§ Records provided:
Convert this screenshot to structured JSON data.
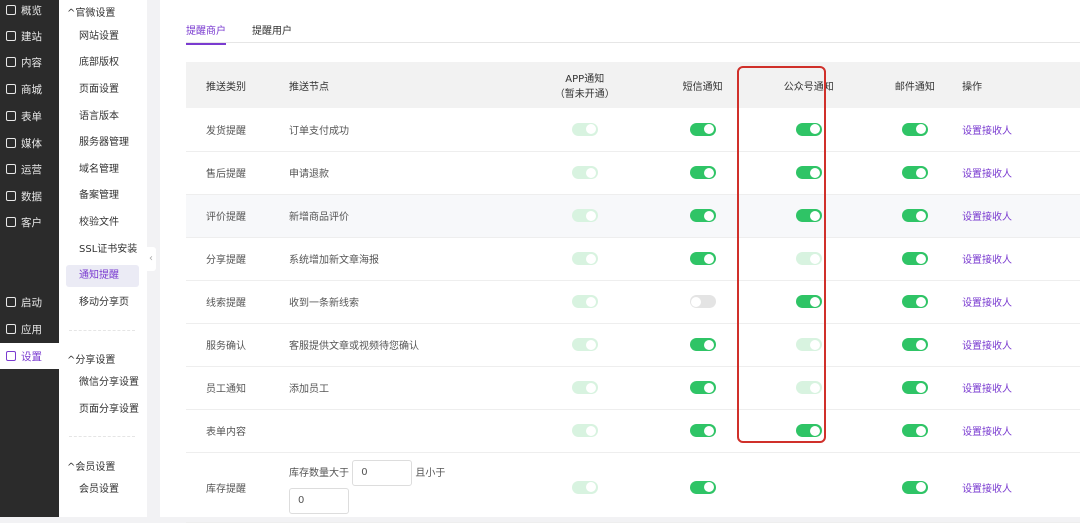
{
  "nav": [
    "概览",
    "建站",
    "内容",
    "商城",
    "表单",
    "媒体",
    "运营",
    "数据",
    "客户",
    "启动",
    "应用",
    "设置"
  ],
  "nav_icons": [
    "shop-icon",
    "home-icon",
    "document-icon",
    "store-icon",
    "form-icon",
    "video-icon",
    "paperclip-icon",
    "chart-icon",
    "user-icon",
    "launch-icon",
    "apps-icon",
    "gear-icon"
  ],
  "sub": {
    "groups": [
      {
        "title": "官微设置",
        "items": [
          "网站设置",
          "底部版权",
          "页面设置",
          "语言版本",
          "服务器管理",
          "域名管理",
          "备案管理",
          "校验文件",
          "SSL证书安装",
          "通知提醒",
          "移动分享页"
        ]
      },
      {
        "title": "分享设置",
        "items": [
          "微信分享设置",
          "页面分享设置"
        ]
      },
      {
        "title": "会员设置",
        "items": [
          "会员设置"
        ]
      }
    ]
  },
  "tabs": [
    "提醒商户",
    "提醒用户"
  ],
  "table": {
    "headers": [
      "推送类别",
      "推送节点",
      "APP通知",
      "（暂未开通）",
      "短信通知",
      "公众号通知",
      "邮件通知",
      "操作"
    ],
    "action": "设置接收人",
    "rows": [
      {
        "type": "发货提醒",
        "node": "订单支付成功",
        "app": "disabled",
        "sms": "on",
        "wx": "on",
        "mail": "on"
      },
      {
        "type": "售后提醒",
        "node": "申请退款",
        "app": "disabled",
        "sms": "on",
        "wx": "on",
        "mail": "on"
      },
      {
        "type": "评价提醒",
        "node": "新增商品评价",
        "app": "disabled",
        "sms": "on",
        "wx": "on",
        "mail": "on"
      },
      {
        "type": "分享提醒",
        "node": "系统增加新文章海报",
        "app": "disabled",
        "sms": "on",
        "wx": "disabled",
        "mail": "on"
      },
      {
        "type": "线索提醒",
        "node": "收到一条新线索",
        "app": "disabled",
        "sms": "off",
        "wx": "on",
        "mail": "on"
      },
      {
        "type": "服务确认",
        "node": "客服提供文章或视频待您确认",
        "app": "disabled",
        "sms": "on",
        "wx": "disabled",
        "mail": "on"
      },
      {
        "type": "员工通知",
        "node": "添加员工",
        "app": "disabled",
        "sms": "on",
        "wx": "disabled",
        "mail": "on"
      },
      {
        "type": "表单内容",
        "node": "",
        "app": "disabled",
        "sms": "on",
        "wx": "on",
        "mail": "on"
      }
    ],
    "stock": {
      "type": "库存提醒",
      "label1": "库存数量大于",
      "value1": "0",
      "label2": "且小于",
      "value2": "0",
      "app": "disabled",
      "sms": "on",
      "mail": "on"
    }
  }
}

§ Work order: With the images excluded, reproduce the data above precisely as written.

§ Written response:
Convert this screenshot to structured JSON data.
{
  "nav": [
    "概览",
    "建站",
    "内容",
    "商城",
    "表单",
    "媒体",
    "运营",
    "数据",
    "客户",
    "启动",
    "应用",
    "设置"
  ],
  "nav_icons": [
    "shop-icon",
    "home-icon",
    "document-icon",
    "store-icon",
    "form-icon",
    "video-icon",
    "paperclip-icon",
    "chart-icon",
    "user-icon",
    "launch-icon",
    "apps-icon",
    "gear-icon"
  ],
  "sub": {
    "groups": [
      {
        "title": "官微设置",
        "items": [
          "网站设置",
          "底部版权",
          "页面设置",
          "语言版本",
          "服务器管理",
          "域名管理",
          "备案管理",
          "校验文件",
          "SSL证书安装",
          "通知提醒",
          "移动分享页"
        ]
      },
      {
        "title": "分享设置",
        "items": [
          "微信分享设置",
          "页面分享设置"
        ]
      },
      {
        "title": "会员设置",
        "items": [
          "会员设置"
        ]
      }
    ]
  },
  "tabs": [
    "提醒商户",
    "提醒用户"
  ],
  "table": {
    "headers": [
      "推送类别",
      "推送节点",
      "APP通知",
      "（暂未开通）",
      "短信通知",
      "公众号通知",
      "邮件通知",
      "操作"
    ],
    "action": "设置接收人",
    "rows": [
      {
        "type": "发货提醒",
        "node": "订单支付成功",
        "app": "disabled",
        "sms": "on",
        "wx": "on",
        "mail": "on"
      },
      {
        "type": "售后提醒",
        "node": "申请退款",
        "app": "disabled",
        "sms": "on",
        "wx": "on",
        "mail": "on"
      },
      {
        "type": "评价提醒",
        "node": "新增商品评价",
        "app": "disabled",
        "sms": "on",
        "wx": "on",
        "mail": "on"
      },
      {
        "type": "分享提醒",
        "node": "系统增加新文章海报",
        "app": "disabled",
        "sms": "on",
        "wx": "disabled",
        "mail": "on"
      },
      {
        "type": "线索提醒",
        "node": "收到一条新线索",
        "app": "disabled",
        "sms": "off",
        "wx": "on",
        "mail": "on"
      },
      {
        "type": "服务确认",
        "node": "客服提供文章或视频待您确认",
        "app": "disabled",
        "sms": "on",
        "wx": "disabled",
        "mail": "on"
      },
      {
        "type": "员工通知",
        "node": "添加员工",
        "app": "disabled",
        "sms": "on",
        "wx": "disabled",
        "mail": "on"
      },
      {
        "type": "表单内容",
        "node": "",
        "app": "disabled",
        "sms": "on",
        "wx": "on",
        "mail": "on"
      }
    ],
    "stock": {
      "type": "库存提醒",
      "label1": "库存数量大于",
      "value1": "0",
      "label2": "且小于",
      "value2": "0",
      "app": "disabled",
      "sms": "on",
      "mail": "on"
    }
  }
}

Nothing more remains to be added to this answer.